## Work required
Retype exactly the lines from the one with "Read all visible content and emit it as JSON." down to the final line of the material below, both included, and nothing more.

[[ Dataset records open ]]

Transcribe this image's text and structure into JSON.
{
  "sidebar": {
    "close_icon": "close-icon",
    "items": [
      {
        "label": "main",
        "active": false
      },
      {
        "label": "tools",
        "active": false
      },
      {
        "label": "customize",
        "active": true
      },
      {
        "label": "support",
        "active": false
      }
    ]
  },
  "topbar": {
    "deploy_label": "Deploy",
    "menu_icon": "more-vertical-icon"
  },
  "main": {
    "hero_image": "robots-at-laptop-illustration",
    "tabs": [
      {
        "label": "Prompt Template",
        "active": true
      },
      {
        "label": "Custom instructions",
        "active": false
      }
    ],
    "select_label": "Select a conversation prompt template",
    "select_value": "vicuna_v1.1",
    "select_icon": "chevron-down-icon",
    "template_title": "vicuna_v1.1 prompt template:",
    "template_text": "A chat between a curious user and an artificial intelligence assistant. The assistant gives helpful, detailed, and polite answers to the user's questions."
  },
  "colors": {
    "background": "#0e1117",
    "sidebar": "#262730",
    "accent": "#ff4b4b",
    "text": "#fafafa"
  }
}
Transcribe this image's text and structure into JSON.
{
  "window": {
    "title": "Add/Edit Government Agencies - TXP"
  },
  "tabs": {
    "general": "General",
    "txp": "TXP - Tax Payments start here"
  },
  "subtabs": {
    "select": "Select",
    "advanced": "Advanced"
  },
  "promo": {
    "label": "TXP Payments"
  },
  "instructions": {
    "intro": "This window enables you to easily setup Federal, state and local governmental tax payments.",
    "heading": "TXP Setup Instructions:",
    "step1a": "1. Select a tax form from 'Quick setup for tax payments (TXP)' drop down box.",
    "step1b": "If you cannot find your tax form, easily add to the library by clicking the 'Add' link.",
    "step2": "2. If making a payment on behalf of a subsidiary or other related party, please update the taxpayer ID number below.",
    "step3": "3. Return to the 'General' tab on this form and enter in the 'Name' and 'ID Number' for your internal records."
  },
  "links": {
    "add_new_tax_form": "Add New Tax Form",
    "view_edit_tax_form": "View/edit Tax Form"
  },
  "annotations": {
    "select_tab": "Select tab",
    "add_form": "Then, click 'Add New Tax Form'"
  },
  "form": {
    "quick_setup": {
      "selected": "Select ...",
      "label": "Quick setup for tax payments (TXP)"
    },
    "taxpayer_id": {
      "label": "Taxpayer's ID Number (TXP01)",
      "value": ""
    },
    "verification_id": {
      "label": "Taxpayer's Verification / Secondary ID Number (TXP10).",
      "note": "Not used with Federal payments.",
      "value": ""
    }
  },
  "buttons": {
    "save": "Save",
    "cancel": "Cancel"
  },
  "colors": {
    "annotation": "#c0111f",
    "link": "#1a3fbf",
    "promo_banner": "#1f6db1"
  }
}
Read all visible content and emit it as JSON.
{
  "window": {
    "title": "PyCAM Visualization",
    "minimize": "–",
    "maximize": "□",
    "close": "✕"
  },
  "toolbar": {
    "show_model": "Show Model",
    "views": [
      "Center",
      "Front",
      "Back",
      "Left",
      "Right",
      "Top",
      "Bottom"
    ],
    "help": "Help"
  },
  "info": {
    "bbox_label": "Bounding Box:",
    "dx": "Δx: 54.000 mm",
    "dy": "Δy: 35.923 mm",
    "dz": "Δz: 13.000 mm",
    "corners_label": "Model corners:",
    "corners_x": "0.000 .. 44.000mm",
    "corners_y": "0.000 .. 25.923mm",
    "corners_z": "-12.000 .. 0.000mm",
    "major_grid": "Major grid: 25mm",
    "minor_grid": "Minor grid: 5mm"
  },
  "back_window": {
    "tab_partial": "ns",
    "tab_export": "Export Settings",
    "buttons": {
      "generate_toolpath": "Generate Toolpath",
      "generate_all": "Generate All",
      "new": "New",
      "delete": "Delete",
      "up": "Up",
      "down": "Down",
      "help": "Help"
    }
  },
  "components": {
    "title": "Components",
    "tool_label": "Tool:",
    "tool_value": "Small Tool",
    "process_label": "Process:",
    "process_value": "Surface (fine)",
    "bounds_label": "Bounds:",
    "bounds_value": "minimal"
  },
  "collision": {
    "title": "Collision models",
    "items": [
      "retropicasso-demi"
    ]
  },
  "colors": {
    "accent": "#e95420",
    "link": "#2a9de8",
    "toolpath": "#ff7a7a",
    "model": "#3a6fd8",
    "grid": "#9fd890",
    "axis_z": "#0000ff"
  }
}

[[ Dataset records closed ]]

## Solution to this problem
Read all visible content and emit it as JSON.
{
  "window": {
    "title": "PyCAM Visualization",
    "minimize": "–",
    "maximize": "□",
    "close": "✕"
  },
  "toolbar": {
    "show_model": "Show Model",
    "views": [
      "Center",
      "Front",
      "Back",
      "Left",
      "Right",
      "Top",
      "Bottom"
    ],
    "help": "Help"
  },
  "info": {
    "bbox_label": "Bounding Box:",
    "dx": "Δx: 54.000 mm",
    "dy": "Δy: 35.923 mm",
    "dz": "Δz: 13.000 mm",
    "corners_label": "Model corners:",
    "corners_x": "0.000 .. 44.000mm",
    "corners_y": "0.000 .. 25.923mm",
    "corners_z": "-12.000 .. 0.000mm",
    "major_grid": "Major grid: 25mm",
    "minor_grid": "Minor grid: 5mm"
  },
  "back_window": {
    "tab_partial": "ns",
    "tab_export": "Export Settings",
    "buttons": {
      "generate_toolpath": "Generate Toolpath",
      "generate_all": "Generate All",
      "new": "New",
      "delete": "Delete",
      "up": "Up",
      "down": "Down",
      "help": "Help"
    }
  },
  "components": {
    "title": "Components",
    "tool_label": "Tool:",
    "tool_value": "Small Tool",
    "process_label": "Process:",
    "process_value": "Surface (fine)",
    "bounds_label": "Bounds:",
    "bounds_value": "minimal"
  },
  "collision": {
    "title": "Collision models",
    "items": [
      "retropicasso-demi"
    ]
  },
  "colors": {
    "accent": "#e95420",
    "link": "#2a9de8",
    "toolpath": "#ff7a7a",
    "model": "#3a6fd8",
    "grid": "#9fd890",
    "axis_z": "#0000ff"
  }
}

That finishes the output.